Sometimes I don’t know whether to feel sorry for or to feel grateful for Beethoven. Practically every little student of mine wishes to play ‘Fur Elise’ and nothing else of his. They aren’t interested in knowing his name, or even that they are playing classical music, they just, boy and girl alike, want to play the opening melody to the little love song. Would he be proud to have a little piece of his sit so firmly in the hearts of millions of children, or would he be irritated? I can imagine him being irritated.
The gentleman wrote so many timeless classics and it is that little ditty that captures the imagination of so many. To be fair, it does, several years later into their studies open up the possibility of other pieces of his, and for that I am grateful every time I yet again have to work with the little infinite loop. One such piece is the ‘Pathetique.’
It is a well known staple now, but can you imagine a gruff young Beethoven performing that piece live for the first time after a couple of decades of lovely little Haydn and Mozart sonatas. I can imagine half the audience wigging out.
My first idea was to find one melody from each of the great composers that I can use for fugal improvisation.
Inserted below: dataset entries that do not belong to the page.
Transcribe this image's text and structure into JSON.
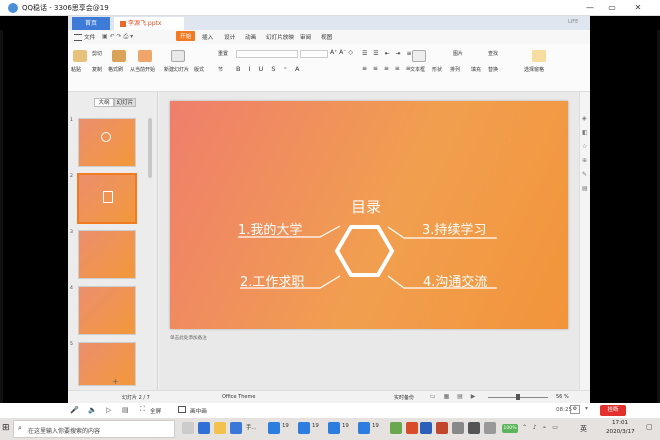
{
  "qq_window": {
    "title": "QQ稳话 - 3306思享会@19",
    "buttons": [
      "—",
      "▭",
      "✕"
    ]
  },
  "wps": {
    "tabs": {
      "home": "首页",
      "document": "李源飞.pptx",
      "right_label": "LIFE"
    },
    "menu": {
      "file": "文件",
      "items": [
        "开始",
        "插入",
        "设计",
        "动画",
        "幻灯片放映",
        "审阅",
        "视图"
      ],
      "active": "开始"
    },
    "ribbon": {
      "paste": "粘贴",
      "cut": "剪切",
      "copy": "复制",
      "format_painter": "格式刷",
      "from_current": "从当前开始",
      "new_slide": "新建幻灯片",
      "layout": "版式",
      "reset": "重置",
      "section": "节",
      "textbox": "文本框",
      "shape": "形状",
      "arrange": "排列",
      "picture": "图片",
      "fill": "填充",
      "find": "查找",
      "replace": "替换",
      "select_pane": "选择窗格"
    },
    "panel": {
      "tab_outline": "大纲",
      "tab_slides": "幻灯片",
      "slide_numbers": [
        "1",
        "2",
        "3",
        "4",
        "5"
      ],
      "add": "+"
    },
    "slide": {
      "title": "目录",
      "items": [
        "1.我的大学",
        "2.工作求职",
        "3.持续学习",
        "4.沟通交流"
      ]
    },
    "notes_placeholder": "单击此处添加备注",
    "status": {
      "slide_counter": "幻灯片 2 / 7",
      "theme": "Office Theme",
      "backup": "实时备份",
      "zoom": "56 %"
    }
  },
  "qq_toolbar": {
    "fullscreen": "全屏",
    "pip": "画中画",
    "time": "08:25",
    "end_button": "挂断"
  },
  "taskbar": {
    "search_placeholder": "在这里输入你要搜索的内容",
    "apps": [
      "手...",
      "19",
      "19",
      "19",
      "19"
    ],
    "time": "17:01",
    "date": "2020/3/17",
    "lang": "英",
    "battery": "100%"
  },
  "colors": {
    "accent": "#f27b22",
    "slide_grad_start": "#ef7e6c",
    "slide_grad_end": "#f2943a",
    "qq_blue": "#4a90d9",
    "end_red": "#e2302c"
  }
}
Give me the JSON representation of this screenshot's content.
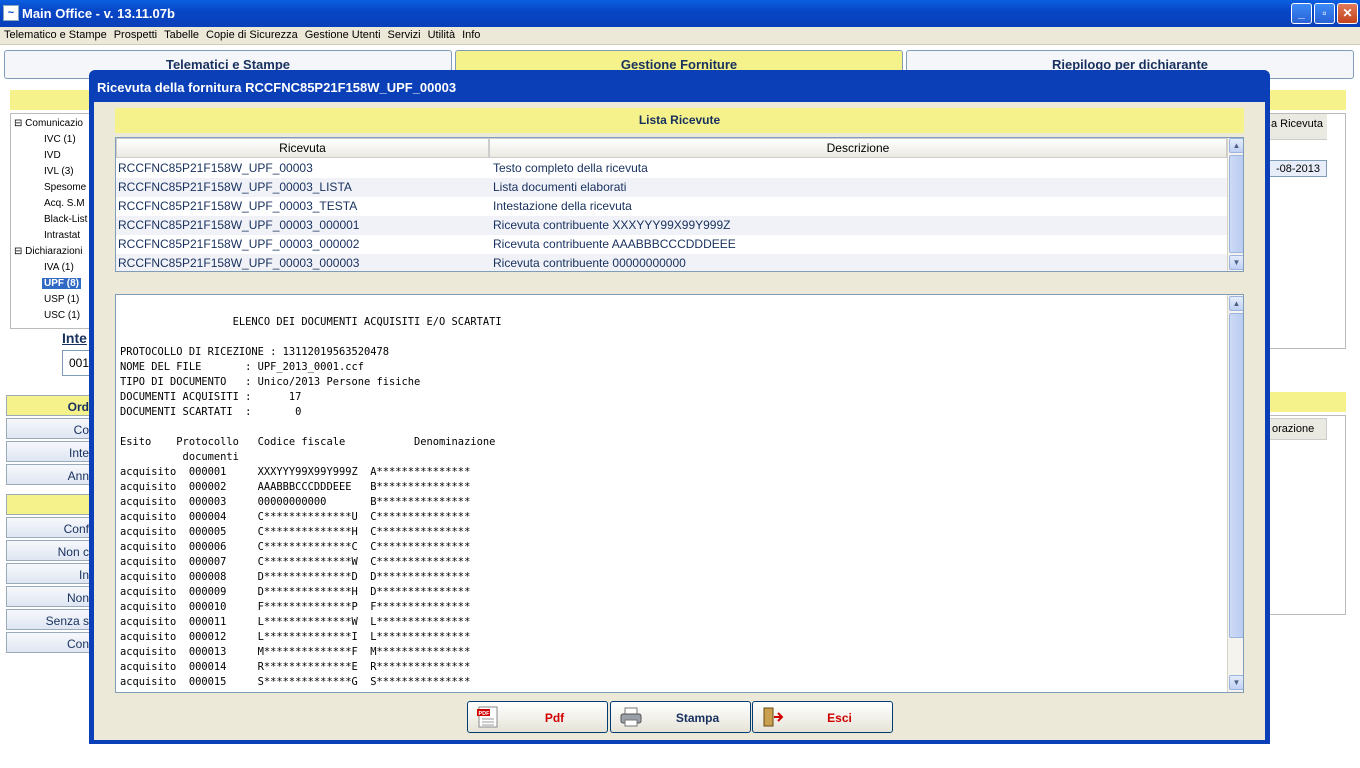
{
  "window": {
    "title": "Main Office - v. 13.11.07b",
    "controls": [
      "minimize",
      "maximize",
      "close"
    ]
  },
  "menu": [
    "Telematico e Stampe",
    "Prospetti",
    "Tabelle",
    "Copie di Sicurezza",
    "Gestione Utenti",
    "Servizi",
    "Utilità",
    "Info"
  ],
  "top_tabs": [
    "Telematici e Stampe",
    "Gestione Forniture",
    "Riepilogo per dichiarante"
  ],
  "tree": {
    "items": [
      "Comunicazio",
      "IVC (1)",
      "IVD",
      "IVL (3)",
      "Spesome",
      "Acq. S.M",
      "Black-List",
      "Intrastat",
      "Dichiarazioni",
      "IVA (1)",
      "UPF (8)",
      "USP (1)",
      "USC (1)"
    ],
    "selected": "UPF (8)"
  },
  "left_panel": {
    "intermediario_label": "Inte",
    "intermediario_value": "001",
    "buttons": [
      "Ord",
      "Co",
      "Inte",
      "Ann",
      "",
      "Conf",
      "Non c",
      "In",
      "Non",
      "Senza s",
      "Con"
    ]
  },
  "right_panel": {
    "col_header": "a Ricevuta",
    "date_value": "-08-2013",
    "col_header2": "orazione"
  },
  "dialog": {
    "title": "Ricevuta della fornitura RCCFNC85P21F158W_UPF_00003",
    "list_header": "Lista Ricevute",
    "columns": [
      "Ricevuta",
      "Descrizione"
    ],
    "rows": [
      {
        "ricevuta": "RCCFNC85P21F158W_UPF_00003",
        "descrizione": "Testo completo della ricevuta"
      },
      {
        "ricevuta": "RCCFNC85P21F158W_UPF_00003_LISTA",
        "descrizione": "Lista documenti elaborati"
      },
      {
        "ricevuta": "RCCFNC85P21F158W_UPF_00003_TESTA",
        "descrizione": "Intestazione della ricevuta"
      },
      {
        "ricevuta": "RCCFNC85P21F158W_UPF_00003_000001",
        "descrizione": "Ricevuta contribuente XXXYYY99X99Y999Z"
      },
      {
        "ricevuta": "RCCFNC85P21F158W_UPF_00003_000002",
        "descrizione": "Ricevuta contribuente AAABBBCCCDDDEEE"
      },
      {
        "ricevuta": "RCCFNC85P21F158W_UPF_00003_000003",
        "descrizione": "Ricevuta contribuente 00000000000"
      }
    ],
    "report_lines": [
      "                  ELENCO DEI DOCUMENTI ACQUISITI E/O SCARTATI",
      "",
      "PROTOCOLLO DI RICEZIONE : 13112019563520478",
      "NOME DEL FILE       : UPF_2013_0001.ccf",
      "TIPO DI DOCUMENTO   : Unico/2013 Persone fisiche",
      "DOCUMENTI ACQUISITI :      17",
      "DOCUMENTI SCARTATI  :       0",
      "",
      "Esito    Protocollo   Codice fiscale           Denominazione",
      "          documenti",
      "acquisito  000001     XXXYYY99X99Y999Z  A***************",
      "acquisito  000002     AAABBBCCCDDDEEE   B***************",
      "acquisito  000003     00000000000       B***************",
      "acquisito  000004     C**************U  C***************",
      "acquisito  000005     C**************H  C***************",
      "acquisito  000006     C**************C  C***************",
      "acquisito  000007     C**************W  C***************",
      "acquisito  000008     D**************D  D***************",
      "acquisito  000009     D**************H  D***************",
      "acquisito  000010     F**************P  F***************",
      "acquisito  000011     L**************W  L***************",
      "acquisito  000012     L**************I  L***************",
      "acquisito  000013     M**************F  M***************",
      "acquisito  000014     R**************E  R***************",
      "acquisito  000015     S**************G  S***************"
    ],
    "buttons": {
      "pdf": "Pdf",
      "stampa": "Stampa",
      "esci": "Esci"
    }
  }
}
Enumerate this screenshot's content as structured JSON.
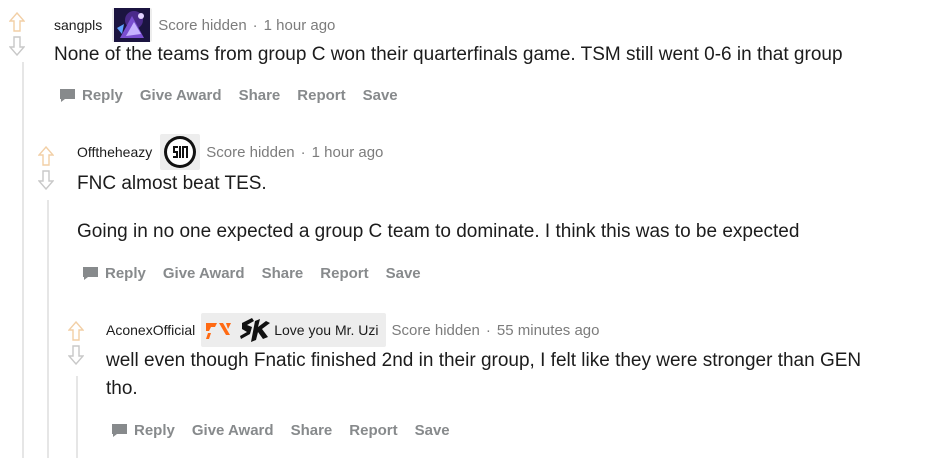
{
  "comments": [
    {
      "author": "sangpls",
      "flair_text": "",
      "score": "Score hidden",
      "separator": "·",
      "time": "1 hour ago",
      "paragraphs": [
        "None of the teams from group C won their quarterfinals game. TSM still went 0-6 in that group"
      ]
    },
    {
      "author": "Offtheheazy",
      "flair_text": "",
      "score": "Score hidden",
      "separator": "·",
      "time": "1 hour ago",
      "paragraphs": [
        "FNC almost beat TES.",
        "Going in no one expected a group C team to dominate. I think this was to be expected"
      ]
    },
    {
      "author": "AconexOfficial",
      "flair_text": "Love you Mr. Uzi",
      "score": "Score hidden",
      "separator": "·",
      "time": "55 minutes ago",
      "paragraphs": [
        "well even though Fnatic finished 2nd in their group, I felt like they were stronger than GEN",
        "tho."
      ]
    }
  ],
  "actions": {
    "reply": "Reply",
    "give_award": "Give Award",
    "share": "Share",
    "report": "Report",
    "save": "Save"
  },
  "colors": {
    "upvote": "#f7d9b8",
    "downvote": "#d2d2d2",
    "thread_line": "#e6e6e6",
    "meta_gray": "#7c7c7c",
    "action_gray": "#878a8c",
    "fnatic_orange": "#ff6a13"
  },
  "icons": [
    "upvote-arrow-icon",
    "downvote-arrow-icon",
    "speech-bubble-icon",
    "avatar-flair-icon",
    "tsm-logo-icon",
    "fnatic-logo-icon",
    "sk-gaming-logo-icon"
  ]
}
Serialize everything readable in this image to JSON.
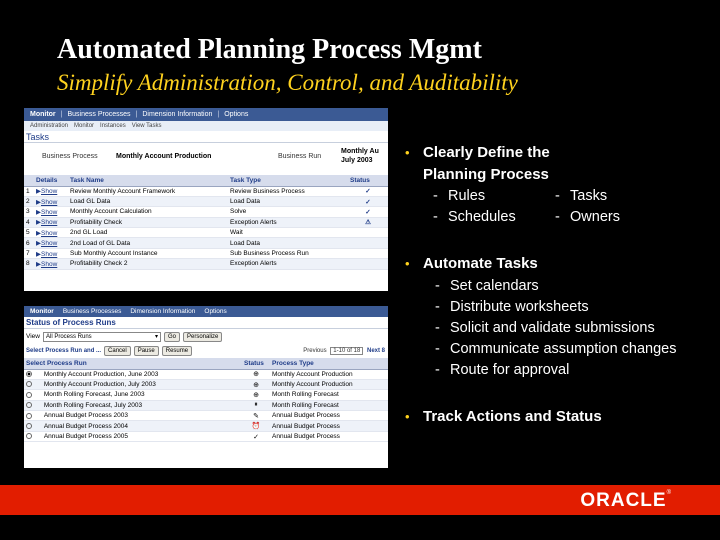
{
  "title": "Automated Planning Process Mgmt",
  "subtitle": "Simplify Administration, Control, and Auditability",
  "shot1": {
    "nav": [
      "Monitor",
      "|",
      "Business Processes",
      "|",
      "Dimension Information",
      "|",
      "Options"
    ],
    "subnav": [
      "Administration",
      "Monitor",
      "Instances",
      "View Tasks"
    ],
    "heading": "Tasks",
    "business_process_label": "Business Process",
    "business_process_value": "Monthly Account Production",
    "business_run_label": "Business Run",
    "business_run_value_line1": "Monthly Au",
    "business_run_value_line2": "July 2003",
    "columns": [
      "Details",
      "Task Name",
      "Task Type",
      "Status"
    ],
    "rows": [
      {
        "num": "1",
        "details": "Show",
        "task": "Review Monthly Account Framework",
        "type": "Review Business Process",
        "status": "✓"
      },
      {
        "num": "2",
        "details": "Show",
        "task": "Load GL Data",
        "type": "Load Data",
        "status": "✓"
      },
      {
        "num": "3",
        "details": "Show",
        "task": "Monthly Account Calculation",
        "type": "Solve",
        "status": "✓"
      },
      {
        "num": "4",
        "details": "Show",
        "task": "Profitability Check",
        "type": "Exception Alerts",
        "status": "⚠"
      },
      {
        "num": "5",
        "details": "Show",
        "task": "2nd GL Load",
        "type": "Wait",
        "status": ""
      },
      {
        "num": "6",
        "details": "Show",
        "task": "2nd Load of GL Data",
        "type": "Load Data",
        "status": ""
      },
      {
        "num": "7",
        "details": "Show",
        "task": "Sub Monthly Account Instance",
        "type": "Sub Business Process Run",
        "status": ""
      },
      {
        "num": "8",
        "details": "Show",
        "task": "Profitability Check 2",
        "type": "Exception Alerts",
        "status": ""
      }
    ]
  },
  "shot2": {
    "nav": [
      "Monitor",
      "Business Processes",
      "Dimension Information",
      "Options"
    ],
    "heading": "Status of Process Runs",
    "view_label": "View",
    "view_value": "All Process Runs",
    "go_label": "Go",
    "personalize_label": "Personalize",
    "actions": [
      "Select Process Run and ...",
      "Cancel",
      "Pause",
      "Resume"
    ],
    "pager_prev": "Previous",
    "pager_range": "1-10 of 18",
    "pager_next": "Next 8",
    "columns": [
      "Select Process Run",
      "Status",
      "Process Type"
    ],
    "rows": [
      {
        "run": "Monthly Account Production, June 2003",
        "status": "⊕",
        "type": "Monthly Account Production"
      },
      {
        "run": "Monthly Account Production, July 2003",
        "status": "⊕",
        "type": "Monthly Account Production"
      },
      {
        "run": "Month Rolling Forecast, June 2003",
        "status": "⊕",
        "type": "Month Rolling Forecast"
      },
      {
        "run": "Month Rolling Forecast, July 2003",
        "status": "⏸",
        "type": "Month Rolling Forecast"
      },
      {
        "run": "Annual Budget Process 2003",
        "status": "✎",
        "type": "Annual Budget Process"
      },
      {
        "run": "Annual Budget Process 2004",
        "status": "⏰",
        "type": "Annual Budget Process"
      },
      {
        "run": "Annual Budget Process 2005",
        "status": "✓",
        "type": "Annual Budget Process"
      }
    ]
  },
  "bullets": {
    "b1": "Clearly Define the",
    "b1_line2": "Planning Process",
    "b1_subs": [
      "Rules",
      "Tasks",
      "Schedules",
      "Owners"
    ],
    "b2": "Automate Tasks",
    "b2_subs": [
      "Set calendars",
      "Distribute worksheets",
      "Solicit and validate submissions",
      "Communicate assumption changes",
      "Route for approval"
    ],
    "b3": "Track Actions and Status",
    "dash": "-"
  },
  "footer": {
    "logo": "ORACLE",
    "trademark": "®"
  },
  "colors": {
    "background": "#000000",
    "title": "#ffffff",
    "subtitle": "#ffd21e",
    "footer": "#e21d00",
    "nav": "#3b5a94"
  }
}
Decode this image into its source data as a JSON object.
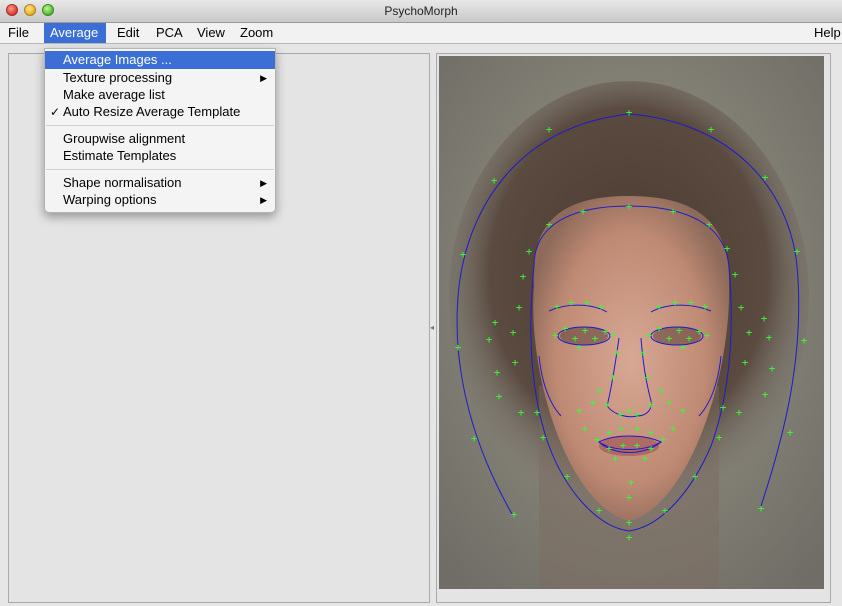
{
  "window": {
    "title": "PsychoMorph"
  },
  "menubar": {
    "file": "File",
    "average": "Average",
    "edit": "Edit",
    "pca": "PCA",
    "view": "View",
    "zoom": "Zoom",
    "help": "Help"
  },
  "average_menu": {
    "items": [
      {
        "label": "Average Images ...",
        "highlighted": true
      },
      {
        "label": "Texture processing",
        "submenu": true
      },
      {
        "label": "Make average list"
      },
      {
        "label": "Auto Resize Average Template",
        "checked": true
      },
      {
        "label": "Groupwise alignment"
      },
      {
        "label": "Estimate Templates"
      },
      {
        "label": "Shape normalisation",
        "submenu": true
      },
      {
        "label": "Warping options",
        "submenu": true
      }
    ],
    "checkmark": "✓",
    "arrow": "▶"
  },
  "image": {
    "contour_color": "#1c1ccc",
    "landmark_color": "#33ff33",
    "landmark_glyph": "+"
  }
}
I will probably scratch that idea soon as I have already found several melodies of certain composers I wish to use before even looking at others. Beethoven will probably be a rich source of melodies I am already anticipating.
I love the Pathetique sonata, but I especially love the final movement. I understand it is in a minor key filled with pathos but I find this theme rather ebullient and full of life. It was incredibly fun to pass this theme around, playing the melody in various keys in either hand at about the fastest tempo I could handle. I tried making several recordings of this piece using several melodies from the final movement but finally deciding it was enough to use only the main theme from the opening of the movement. I find it such a perfectly formed melody creating the perfect mood to wrap up the beloved Beethoven staple.
Here is a nice and energetic interpretation of the piece.